Debates relating to what makes a 'good death' often place particular emphasis on being pain free, peaceful and dignified but without dying being over-prolonged [1
]. One additional element being highlighted as increasingly important to the concept of a 'good death' is identifying patients' preferences for how wish to be cared for at the end of their lives and where they wish to die [4
Realising patients' preferences for the kind of care they wish to receive and the place of their death is often taken as a key indicator of quality of end of life care and there is evidence that if patients' preferences are discussed and documented they are more likely to be realised [6
]. In the United Kingdom (UK) there are increasing calls from policy makers, and some healthcare professionals for greater openness in the way that death and dying is talked about throughout society [4
]. Routine discussion of patient and carer preferences for end of life care is advocated as a means of promoting such openness and also as an effective lever for improving the experience of end of life care [7
]. Building on the work of the National End of Life Care programme launched in 2004, The National End of Life Care Strategy for England [5
] includes explicit reference to the need to increase public awareness of death and dying through discussing individual preferences for end of life care and notes specifically that 'All people approaching the end of life need to have their needs assessed, their wishes and preferences discussed and an agreed set of actions reflecting the choices they make about their care recorded in a care plan'
(p6, para 14).
A number of initiatives have been developed and evaluated that have specifically encouraged the discussion and documentation of preferences for care at the end of life. These include the National End of Life Care Programme launched in 2004 and the National Institute for Clinical Excellence (NICE) guidance on Improving Supportive and Palliative Care for Adults with Cancer [7

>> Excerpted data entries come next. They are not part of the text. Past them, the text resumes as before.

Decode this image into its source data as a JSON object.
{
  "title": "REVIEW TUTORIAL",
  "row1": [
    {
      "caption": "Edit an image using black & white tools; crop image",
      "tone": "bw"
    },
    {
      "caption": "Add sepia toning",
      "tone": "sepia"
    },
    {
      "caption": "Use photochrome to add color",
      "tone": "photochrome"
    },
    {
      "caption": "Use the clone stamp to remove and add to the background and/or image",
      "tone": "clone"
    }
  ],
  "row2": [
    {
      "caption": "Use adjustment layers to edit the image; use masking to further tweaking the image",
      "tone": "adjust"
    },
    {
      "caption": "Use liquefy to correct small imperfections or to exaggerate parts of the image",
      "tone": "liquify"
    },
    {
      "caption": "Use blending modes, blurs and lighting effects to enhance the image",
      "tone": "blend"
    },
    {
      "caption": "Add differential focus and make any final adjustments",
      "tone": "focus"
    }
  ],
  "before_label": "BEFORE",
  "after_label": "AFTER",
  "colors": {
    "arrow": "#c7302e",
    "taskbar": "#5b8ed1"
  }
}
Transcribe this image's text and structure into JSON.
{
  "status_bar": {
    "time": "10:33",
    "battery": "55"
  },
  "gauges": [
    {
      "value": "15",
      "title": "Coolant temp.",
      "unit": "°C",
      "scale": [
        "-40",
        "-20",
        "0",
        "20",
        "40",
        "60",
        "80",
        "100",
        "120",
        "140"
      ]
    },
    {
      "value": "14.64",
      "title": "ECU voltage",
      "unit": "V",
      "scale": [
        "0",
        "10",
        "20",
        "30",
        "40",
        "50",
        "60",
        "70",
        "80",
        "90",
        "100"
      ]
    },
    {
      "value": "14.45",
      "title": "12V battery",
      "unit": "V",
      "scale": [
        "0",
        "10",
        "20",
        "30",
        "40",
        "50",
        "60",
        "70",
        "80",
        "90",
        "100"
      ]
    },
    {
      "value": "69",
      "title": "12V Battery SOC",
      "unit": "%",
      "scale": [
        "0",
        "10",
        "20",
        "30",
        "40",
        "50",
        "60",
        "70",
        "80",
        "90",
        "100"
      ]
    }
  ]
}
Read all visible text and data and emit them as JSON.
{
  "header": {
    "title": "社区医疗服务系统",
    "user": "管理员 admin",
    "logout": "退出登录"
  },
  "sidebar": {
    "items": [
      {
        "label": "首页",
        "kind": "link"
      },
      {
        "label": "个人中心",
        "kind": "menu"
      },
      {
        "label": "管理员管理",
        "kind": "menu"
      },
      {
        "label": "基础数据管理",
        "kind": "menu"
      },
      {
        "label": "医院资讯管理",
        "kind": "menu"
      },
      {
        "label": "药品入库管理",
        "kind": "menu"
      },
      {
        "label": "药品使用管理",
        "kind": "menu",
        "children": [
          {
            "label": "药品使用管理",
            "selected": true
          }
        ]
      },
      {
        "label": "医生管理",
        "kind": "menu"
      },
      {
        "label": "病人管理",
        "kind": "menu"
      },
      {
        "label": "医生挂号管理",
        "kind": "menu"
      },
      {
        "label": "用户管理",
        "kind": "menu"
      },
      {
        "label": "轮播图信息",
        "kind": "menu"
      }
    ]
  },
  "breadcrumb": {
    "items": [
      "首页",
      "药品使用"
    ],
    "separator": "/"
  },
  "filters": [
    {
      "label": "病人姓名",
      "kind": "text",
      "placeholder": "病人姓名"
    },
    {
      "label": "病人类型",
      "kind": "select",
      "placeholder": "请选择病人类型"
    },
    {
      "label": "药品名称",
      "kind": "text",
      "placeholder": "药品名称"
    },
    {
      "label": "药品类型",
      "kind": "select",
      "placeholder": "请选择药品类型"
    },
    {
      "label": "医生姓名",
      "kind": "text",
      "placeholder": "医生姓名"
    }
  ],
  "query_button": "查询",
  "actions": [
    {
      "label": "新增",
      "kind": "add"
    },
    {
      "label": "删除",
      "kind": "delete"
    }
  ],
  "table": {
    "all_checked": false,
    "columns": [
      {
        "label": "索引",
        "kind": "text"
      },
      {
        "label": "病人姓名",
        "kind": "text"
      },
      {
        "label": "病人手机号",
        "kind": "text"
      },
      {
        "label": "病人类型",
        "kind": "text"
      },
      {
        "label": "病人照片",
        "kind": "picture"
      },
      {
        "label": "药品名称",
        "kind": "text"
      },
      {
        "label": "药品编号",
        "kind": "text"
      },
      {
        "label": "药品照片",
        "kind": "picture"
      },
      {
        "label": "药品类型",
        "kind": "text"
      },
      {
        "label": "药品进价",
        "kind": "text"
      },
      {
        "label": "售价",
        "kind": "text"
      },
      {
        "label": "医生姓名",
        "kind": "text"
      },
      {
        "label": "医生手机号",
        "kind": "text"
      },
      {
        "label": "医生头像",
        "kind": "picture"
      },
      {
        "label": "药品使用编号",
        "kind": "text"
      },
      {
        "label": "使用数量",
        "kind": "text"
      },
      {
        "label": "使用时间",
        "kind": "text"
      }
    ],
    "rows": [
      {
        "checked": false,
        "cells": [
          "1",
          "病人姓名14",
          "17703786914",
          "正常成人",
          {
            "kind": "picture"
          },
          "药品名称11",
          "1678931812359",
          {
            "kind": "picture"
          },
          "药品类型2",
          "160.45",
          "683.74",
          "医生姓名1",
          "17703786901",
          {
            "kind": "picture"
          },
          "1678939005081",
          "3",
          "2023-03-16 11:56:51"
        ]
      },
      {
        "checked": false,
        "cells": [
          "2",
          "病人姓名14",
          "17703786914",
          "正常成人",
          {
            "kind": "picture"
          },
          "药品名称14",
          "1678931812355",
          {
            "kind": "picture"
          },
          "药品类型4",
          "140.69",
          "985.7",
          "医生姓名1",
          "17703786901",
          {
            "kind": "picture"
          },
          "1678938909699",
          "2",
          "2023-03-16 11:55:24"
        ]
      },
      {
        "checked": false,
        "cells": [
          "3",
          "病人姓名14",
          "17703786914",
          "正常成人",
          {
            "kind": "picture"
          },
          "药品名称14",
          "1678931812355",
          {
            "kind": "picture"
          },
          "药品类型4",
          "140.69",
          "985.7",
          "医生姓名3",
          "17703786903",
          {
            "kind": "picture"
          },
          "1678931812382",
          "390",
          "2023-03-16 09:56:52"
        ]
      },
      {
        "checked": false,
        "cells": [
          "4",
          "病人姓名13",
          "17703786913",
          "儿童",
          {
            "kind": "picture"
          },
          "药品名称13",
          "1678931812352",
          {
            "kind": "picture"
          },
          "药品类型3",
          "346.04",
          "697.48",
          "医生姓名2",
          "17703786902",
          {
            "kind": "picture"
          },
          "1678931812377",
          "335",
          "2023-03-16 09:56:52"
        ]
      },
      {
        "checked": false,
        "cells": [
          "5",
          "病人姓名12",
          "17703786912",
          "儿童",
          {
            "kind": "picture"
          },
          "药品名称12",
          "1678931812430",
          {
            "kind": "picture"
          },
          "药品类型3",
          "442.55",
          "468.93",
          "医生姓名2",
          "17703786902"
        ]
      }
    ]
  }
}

] which highlighted that many individuals with cancer had poorly co-ordinated care and little choice about where they die. The guidance specifies the use of tools such as the Gold Standards Framework [8
], Preferred Place of Care Plan [9
] and the Liverpool Care Pathway [10
] as appropriate mechanisms for supporting the provision of quality care at the end of life. Identifying that patients were under the care of providers working within these guidelines or on a care pathway that considered these issues was deemed to be beneficial to the quality of care they subsequently received. More recent guidelines from the Department of Health [5
], the Advance Care Planning Guidelines produced in 2009 by the Royal College of Physicians [11
] and the draft guidance on Quality Standards in End of Life Care currently being developed by NIHCE [12
] provide further support for the requirement to discuss and record preferences for care and place of death with patients and their families as they approach the end of their lives. There is some evidence that the use of care planning tools can result in improved documentation and that this can improve the decision making process in end of life care. For example, a randomised controlled trial of advance care planning among hospitalized patients aged over 80 found that it improved end of life care and patient and family satisfaction and reduced stress, anxiety, and depression in surviving relatives [6
], in addition, an audit of the care provided to patients who died in UK hospitals within 96 hours of admission found better end of life care (in terms of access to palliative care advice and communication with relatives and between health care teams) to be associated with care planning tools such as the Liverpool Care Pathway [13
The initiatives outlined above have led to an increased focus on the need to prompt discussion and record patients' preferences for care when they approach the end of their lives. However, there is evidence that engaging in care planning of this nature is not straightforward for either health care professionals or patients. The process of eliciting and documenting preferences for care at the end of life has been subject to some scrutiny over recent years and in a number of settings [14
]. These studies have demonstrated that, in spite of the plethora of initiatives and tools available to support discussion and record keeping, staff can find it difficult to initiate conversations about death and dying and then make a meaningful record of them. Even when conversations do take place patient preferences can change over time making the recording and tracking of decisions challenging [15
]. A retrospective review of the medical records of 310 adults who died in a Western Canadian Region [17
] identified that while there were clear institutional policies in place these were not always followed in practice in terms of documentation of discussions with patients and families [17
]. It is important to know, therefore, what is happening in practice in relation to professional engagement in discussing and planning care for end of life and subsequent documentation, as it serves to highlight where further initiatives may be required in order to support best practice in this area.
The findings presented in this paper are taken from a larger piece of work which sought to examine palliative and end of life care delivery in both cancer and non cancer (heart failure) patient populations. The element of the project reported in this paper had the specific objective of auditing the recording of discussions relating to end of life care, in particular preferences and outcomes for place of care while dying. Data were also collected that related to the presence/absence of Do Not Resuscitate (DNR) orders and whether an individual was identified as being on a particular care pathway related to end of life care.